Synopsis: Abigail and Charles have planned everything to the tee. Together they have built the life they could have only imagined. Now is the perfect time to begin their family. Or is it? Based on their history, the results from the pregnancy test should have fit into their mutual plan; however, it leads them to question the stability of their foundation.
Michel Vidal (Charles)
“The Great Escape” is a film that has an exceptional, intentional vision, and was a joy to help create with writer/producer Kinja Dixon. When Kinja approached me about directing the film, we had a long discussion about the origin of the idea – what it means to be stuck viewing yourself and your options in life through the outdated lens of your upbringing and culture, parents and grandparents, and how to disrupt those assumptions to create a life that is authentic to yourself, in which you can truly thrive and not just do what is expected of you.
These are the questions and choices that Abigail and Charles are making throughout the film, and they come from a personal place for Kinja. His own mother stopped taking birth control without telling his father, a huge and complicated decision that is morally complex, but to which Kinja owes his life, which he now uses as a vehicle to help guide others to be the most realized versions of themselves. Such a specific, personal, and big idea is a perfect seed from which to grow a compelling relationship drama.
Starting with these interesting, flawed, and relatable characters was a great canvas for me as a director. From the beginning we knew that casting actors who could portray the wide range of emotions in the script was our key to success. We spent many days on casting and were extraordinarily lucky to find Sarah Schenkkan and Michel Vidal. Several more days were spent on valuable rehearsal time, all of which led to the honest and vulnerable performances we were able to capture onscreen. My main goal was to convey the intimacy and emotional nature of the script, for the camera to be a fly on the wall, and to give the actors enough freedom and comfortability to reveal the many complicated aspects of themselves onscreen.
I have to thank Kinja for his own vulnerability and flexibility with me throughout the process. We worked on a shoestring budget with a tiny crew and limited time. We made script changes in rehearsal, blocking and location changes on set, and sequential changes in the edit. Through all of it he put his ego aside and did what was best for the project, and I tried to do the same. This was Kinja’s first filmmaking experience, and I’m proud of how we were able to collaborate and learn together to create a one-of-a-kind dramatic short film that we hope leaves you satisfied while wanting more, and leads you to reflect on the big, difficult decisions we all make in our lives.
Adam Berley is a writer and filmmaker based in Brookyn, NY. Originally from Seattle, Adam has worked in film and TV for the last decade.
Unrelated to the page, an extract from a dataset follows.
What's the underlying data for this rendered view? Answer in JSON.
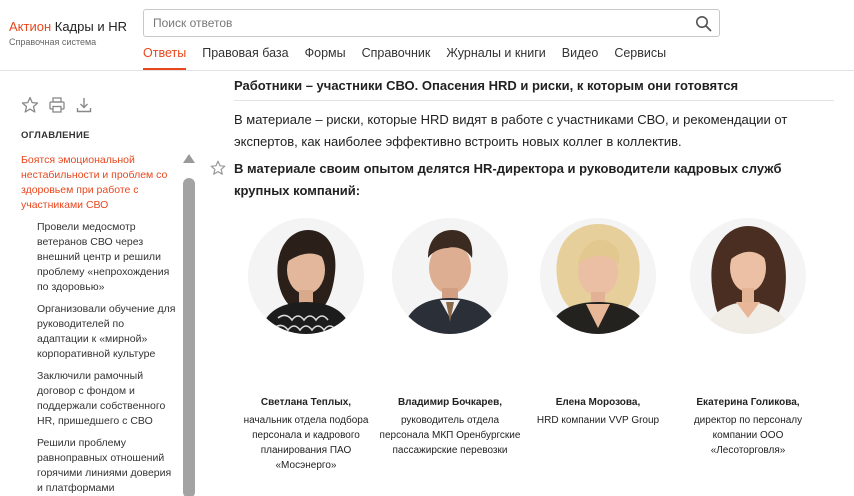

His credits include the comedy series “Adam Dates Women”, “Couples Therapy”, and the award-winning series “#NoFilter”. You can find all his work at adamberley.com